I still remember when Desktop Publishing swept away "typesetting" studios like a technology tsunami in the 80's. "What you see is what you get" became the marketing battlecry of a new generation of technology evangelists, touting Mac's and 300 dpi Laserprinters as if they had invented the anti-gravity belt and the cure to the common cold.
20++ years have passed, and now we are very deep in a new publishing tsunami, that has put several million people in the global content creation business. Not that everthing that's facebooked or tweeted has great value, but it certainly creates a digital footprint that presents both opportunity and risk. Opportunity since 1:1 online marketing will be able to shift into a completely new level of accuracy in the next 10 years, and consumers will enjoy the benefits of "target" marketing that evolves beyond hyperannoying spam into "permission selling". Maybe.

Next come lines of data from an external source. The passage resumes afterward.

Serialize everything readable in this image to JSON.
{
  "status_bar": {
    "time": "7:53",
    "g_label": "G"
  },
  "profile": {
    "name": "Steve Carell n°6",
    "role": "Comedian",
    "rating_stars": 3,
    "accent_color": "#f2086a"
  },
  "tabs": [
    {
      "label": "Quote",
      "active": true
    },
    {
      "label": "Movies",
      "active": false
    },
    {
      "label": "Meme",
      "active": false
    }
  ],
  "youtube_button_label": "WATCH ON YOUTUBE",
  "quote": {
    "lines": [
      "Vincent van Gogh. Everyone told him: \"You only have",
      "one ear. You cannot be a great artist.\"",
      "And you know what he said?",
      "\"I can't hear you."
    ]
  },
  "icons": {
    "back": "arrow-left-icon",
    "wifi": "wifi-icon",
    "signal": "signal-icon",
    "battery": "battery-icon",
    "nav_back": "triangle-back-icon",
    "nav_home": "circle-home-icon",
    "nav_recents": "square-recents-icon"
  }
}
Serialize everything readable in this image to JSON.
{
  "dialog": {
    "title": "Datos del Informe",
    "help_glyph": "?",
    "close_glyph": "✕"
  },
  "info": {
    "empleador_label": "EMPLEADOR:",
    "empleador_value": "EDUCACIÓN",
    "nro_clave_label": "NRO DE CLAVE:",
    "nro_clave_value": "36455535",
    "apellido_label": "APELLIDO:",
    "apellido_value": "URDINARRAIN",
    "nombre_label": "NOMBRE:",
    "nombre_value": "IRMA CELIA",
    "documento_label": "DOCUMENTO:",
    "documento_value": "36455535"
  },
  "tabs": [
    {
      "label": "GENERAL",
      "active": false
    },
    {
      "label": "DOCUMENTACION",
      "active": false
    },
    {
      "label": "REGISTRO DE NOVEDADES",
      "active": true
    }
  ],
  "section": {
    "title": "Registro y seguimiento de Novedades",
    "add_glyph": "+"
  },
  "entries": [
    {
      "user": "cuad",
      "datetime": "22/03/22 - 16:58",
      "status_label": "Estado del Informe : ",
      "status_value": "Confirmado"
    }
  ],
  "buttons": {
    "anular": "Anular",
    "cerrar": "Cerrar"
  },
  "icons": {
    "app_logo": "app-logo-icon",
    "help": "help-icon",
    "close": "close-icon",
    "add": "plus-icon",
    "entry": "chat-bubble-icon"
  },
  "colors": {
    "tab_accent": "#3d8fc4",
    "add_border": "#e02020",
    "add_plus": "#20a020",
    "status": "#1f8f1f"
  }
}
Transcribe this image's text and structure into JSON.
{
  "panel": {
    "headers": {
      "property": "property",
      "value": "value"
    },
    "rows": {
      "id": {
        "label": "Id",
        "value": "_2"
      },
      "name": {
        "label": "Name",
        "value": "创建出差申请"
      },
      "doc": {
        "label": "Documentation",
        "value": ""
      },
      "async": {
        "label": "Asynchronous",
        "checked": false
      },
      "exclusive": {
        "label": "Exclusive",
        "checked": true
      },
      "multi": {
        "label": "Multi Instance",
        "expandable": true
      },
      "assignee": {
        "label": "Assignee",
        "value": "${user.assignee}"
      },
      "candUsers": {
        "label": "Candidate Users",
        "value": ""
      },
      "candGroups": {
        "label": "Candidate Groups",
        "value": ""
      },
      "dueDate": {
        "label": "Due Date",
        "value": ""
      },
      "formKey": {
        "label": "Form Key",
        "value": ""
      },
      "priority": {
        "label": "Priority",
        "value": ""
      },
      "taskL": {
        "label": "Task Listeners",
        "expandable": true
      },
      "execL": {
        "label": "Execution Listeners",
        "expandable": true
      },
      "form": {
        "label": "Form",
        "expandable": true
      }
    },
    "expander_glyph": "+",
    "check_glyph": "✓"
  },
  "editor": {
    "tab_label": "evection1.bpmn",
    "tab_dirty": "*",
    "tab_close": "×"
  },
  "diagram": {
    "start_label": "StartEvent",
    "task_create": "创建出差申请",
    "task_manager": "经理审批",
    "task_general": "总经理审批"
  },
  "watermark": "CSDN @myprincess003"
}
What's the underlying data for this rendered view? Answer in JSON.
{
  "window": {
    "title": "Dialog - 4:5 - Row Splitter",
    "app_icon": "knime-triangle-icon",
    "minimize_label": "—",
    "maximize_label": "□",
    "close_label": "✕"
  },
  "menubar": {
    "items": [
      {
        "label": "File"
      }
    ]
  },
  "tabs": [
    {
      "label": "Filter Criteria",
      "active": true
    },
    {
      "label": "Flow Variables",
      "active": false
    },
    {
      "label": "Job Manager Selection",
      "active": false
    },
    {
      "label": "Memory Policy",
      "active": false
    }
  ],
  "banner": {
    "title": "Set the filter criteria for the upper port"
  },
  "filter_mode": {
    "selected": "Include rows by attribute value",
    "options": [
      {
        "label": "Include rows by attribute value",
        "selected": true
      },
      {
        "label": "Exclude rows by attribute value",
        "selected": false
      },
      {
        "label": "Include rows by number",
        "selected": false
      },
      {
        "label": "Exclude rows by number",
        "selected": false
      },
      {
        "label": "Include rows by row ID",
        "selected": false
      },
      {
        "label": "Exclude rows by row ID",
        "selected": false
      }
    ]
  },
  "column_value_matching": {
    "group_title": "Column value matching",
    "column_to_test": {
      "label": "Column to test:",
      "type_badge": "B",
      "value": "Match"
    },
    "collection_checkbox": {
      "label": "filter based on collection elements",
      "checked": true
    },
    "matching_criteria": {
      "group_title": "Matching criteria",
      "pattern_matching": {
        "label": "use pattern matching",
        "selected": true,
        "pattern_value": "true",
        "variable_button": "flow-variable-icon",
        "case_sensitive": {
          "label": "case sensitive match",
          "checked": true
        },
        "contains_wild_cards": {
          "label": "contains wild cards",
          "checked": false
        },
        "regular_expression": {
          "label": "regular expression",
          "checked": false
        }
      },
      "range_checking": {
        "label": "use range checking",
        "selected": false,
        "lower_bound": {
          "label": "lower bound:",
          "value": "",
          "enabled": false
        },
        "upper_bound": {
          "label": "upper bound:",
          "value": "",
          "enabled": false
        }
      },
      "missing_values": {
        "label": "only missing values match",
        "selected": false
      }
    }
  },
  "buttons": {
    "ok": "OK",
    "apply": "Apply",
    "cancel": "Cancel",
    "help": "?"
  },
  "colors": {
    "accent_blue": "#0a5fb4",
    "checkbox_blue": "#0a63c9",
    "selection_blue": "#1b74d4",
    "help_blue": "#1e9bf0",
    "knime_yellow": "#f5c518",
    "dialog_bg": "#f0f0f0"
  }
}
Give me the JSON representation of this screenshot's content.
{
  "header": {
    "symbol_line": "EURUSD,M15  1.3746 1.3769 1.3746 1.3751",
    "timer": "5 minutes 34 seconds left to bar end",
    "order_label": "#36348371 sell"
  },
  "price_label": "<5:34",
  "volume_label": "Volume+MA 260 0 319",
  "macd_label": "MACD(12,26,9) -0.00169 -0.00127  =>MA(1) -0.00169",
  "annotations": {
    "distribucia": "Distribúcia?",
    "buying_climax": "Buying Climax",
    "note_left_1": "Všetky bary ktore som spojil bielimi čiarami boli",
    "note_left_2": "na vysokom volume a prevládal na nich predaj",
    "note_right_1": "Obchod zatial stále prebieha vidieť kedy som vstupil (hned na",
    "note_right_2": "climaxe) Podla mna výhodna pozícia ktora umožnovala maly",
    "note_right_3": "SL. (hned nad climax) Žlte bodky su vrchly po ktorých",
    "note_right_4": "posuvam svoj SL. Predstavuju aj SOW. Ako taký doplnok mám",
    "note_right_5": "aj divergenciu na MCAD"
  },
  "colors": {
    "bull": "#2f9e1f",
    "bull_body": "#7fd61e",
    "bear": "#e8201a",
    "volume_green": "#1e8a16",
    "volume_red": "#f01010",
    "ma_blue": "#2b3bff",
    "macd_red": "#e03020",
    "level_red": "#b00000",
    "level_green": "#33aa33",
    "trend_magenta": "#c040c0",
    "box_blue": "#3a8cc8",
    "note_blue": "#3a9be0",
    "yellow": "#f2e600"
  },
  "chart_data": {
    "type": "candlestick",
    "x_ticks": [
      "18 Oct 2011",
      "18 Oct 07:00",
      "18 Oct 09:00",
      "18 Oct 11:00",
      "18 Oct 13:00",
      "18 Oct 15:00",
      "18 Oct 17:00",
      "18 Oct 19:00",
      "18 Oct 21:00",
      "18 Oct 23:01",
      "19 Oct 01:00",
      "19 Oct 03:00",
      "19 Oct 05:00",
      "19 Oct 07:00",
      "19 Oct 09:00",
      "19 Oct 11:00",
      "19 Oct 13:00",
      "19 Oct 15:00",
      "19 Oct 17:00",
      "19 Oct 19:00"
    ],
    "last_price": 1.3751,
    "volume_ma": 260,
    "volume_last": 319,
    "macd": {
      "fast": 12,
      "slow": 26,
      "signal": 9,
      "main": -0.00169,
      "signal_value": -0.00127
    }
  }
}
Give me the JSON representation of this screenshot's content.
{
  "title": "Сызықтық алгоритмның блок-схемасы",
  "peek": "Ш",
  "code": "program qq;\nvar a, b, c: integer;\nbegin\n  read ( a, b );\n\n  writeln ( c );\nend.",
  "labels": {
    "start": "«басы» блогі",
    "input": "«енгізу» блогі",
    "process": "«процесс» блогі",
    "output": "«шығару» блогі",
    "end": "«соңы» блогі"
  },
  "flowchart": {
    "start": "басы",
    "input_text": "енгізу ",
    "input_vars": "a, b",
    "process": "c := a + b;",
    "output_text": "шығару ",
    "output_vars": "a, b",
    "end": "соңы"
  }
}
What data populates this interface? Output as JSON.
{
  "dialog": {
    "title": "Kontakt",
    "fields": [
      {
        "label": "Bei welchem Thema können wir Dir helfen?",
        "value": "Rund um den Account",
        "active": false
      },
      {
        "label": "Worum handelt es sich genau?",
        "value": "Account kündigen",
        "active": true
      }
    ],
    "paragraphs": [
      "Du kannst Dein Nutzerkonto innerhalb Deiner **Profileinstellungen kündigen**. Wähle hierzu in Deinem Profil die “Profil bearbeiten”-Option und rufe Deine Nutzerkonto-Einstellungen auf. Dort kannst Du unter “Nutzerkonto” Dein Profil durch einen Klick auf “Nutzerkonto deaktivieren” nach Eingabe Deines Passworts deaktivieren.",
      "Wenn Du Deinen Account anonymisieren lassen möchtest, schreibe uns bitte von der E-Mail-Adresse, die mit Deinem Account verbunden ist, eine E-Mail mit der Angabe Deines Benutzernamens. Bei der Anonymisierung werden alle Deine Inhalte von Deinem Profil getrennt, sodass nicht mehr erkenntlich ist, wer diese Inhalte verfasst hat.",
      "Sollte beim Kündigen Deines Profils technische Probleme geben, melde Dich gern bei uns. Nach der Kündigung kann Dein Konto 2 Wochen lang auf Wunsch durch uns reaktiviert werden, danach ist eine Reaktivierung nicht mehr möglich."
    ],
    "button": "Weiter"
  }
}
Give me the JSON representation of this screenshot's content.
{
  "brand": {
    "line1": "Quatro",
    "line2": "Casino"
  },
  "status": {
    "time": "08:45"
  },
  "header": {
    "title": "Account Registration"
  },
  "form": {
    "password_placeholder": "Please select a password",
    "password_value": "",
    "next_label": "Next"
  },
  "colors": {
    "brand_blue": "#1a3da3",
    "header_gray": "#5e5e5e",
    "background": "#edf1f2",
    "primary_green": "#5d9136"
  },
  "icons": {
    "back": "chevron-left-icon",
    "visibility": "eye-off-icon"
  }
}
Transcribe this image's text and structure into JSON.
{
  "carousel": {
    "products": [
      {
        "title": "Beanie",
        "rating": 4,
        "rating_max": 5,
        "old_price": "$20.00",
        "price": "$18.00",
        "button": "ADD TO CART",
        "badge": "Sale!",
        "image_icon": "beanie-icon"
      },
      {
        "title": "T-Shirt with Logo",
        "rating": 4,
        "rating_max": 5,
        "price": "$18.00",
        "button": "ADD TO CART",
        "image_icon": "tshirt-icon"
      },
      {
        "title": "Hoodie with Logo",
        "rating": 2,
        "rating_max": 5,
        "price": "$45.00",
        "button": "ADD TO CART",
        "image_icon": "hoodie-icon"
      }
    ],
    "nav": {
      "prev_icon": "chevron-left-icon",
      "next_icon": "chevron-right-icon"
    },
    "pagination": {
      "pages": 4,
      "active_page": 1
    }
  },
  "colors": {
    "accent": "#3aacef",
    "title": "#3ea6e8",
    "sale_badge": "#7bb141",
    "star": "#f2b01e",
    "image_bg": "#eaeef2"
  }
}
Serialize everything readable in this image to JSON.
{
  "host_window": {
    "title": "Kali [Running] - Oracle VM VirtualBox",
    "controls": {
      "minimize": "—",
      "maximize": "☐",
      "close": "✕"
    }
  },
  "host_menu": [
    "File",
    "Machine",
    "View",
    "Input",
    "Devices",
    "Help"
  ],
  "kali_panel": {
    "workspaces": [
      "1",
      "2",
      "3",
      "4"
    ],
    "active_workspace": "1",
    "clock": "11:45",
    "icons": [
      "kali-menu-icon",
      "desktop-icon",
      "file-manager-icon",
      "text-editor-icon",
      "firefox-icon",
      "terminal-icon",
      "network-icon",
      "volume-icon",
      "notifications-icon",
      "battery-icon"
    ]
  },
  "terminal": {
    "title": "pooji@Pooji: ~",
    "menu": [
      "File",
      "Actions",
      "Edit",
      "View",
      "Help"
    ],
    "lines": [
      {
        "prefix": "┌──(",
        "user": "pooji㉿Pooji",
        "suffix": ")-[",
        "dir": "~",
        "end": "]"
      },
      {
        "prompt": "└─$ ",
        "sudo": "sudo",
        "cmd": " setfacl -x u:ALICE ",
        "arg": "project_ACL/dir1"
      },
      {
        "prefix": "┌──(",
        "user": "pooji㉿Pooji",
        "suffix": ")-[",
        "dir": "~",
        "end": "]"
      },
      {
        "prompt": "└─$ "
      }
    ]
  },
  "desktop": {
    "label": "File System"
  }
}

Hopefully.
Risk, because the majority of people really have no idea how much of their personal details they are willingly, and maybe overly naively exposing to "identity bandits" in the waste lands of online crime.
I don't want to make this more dramatic than necessary, but I see details on the Web that I don't even know about people whose homes I visit on regular basis, and who I have known for decades. Why don't we just post our social security numbers, bank accounts, mother's maiden names including our password list in to the cloud and be done with it?
Ok. Sarcasm aside. There is, like I said, a real opportunity. What you blog is who you are, and I will continue to be out there in the blogosphere. I will also continue to try to educate and warn about the Über-exposure to private details this opportunity presents.
Enterprise Software vendors are called upon to both offer their expertise in this space, and to rapidly learn about the new challenges of an emergent digital identity footprint that is vastly different than what we have learned from enterprise software in the past 5 decades. Companies like SAP, IBM and others have for many decades successfully dealt with securing the identities and assets of millons users ... but this is a new world out there ... and new ideas are urgently necessary.
I look forward to hearing your views and ideas about identity management in this new frontier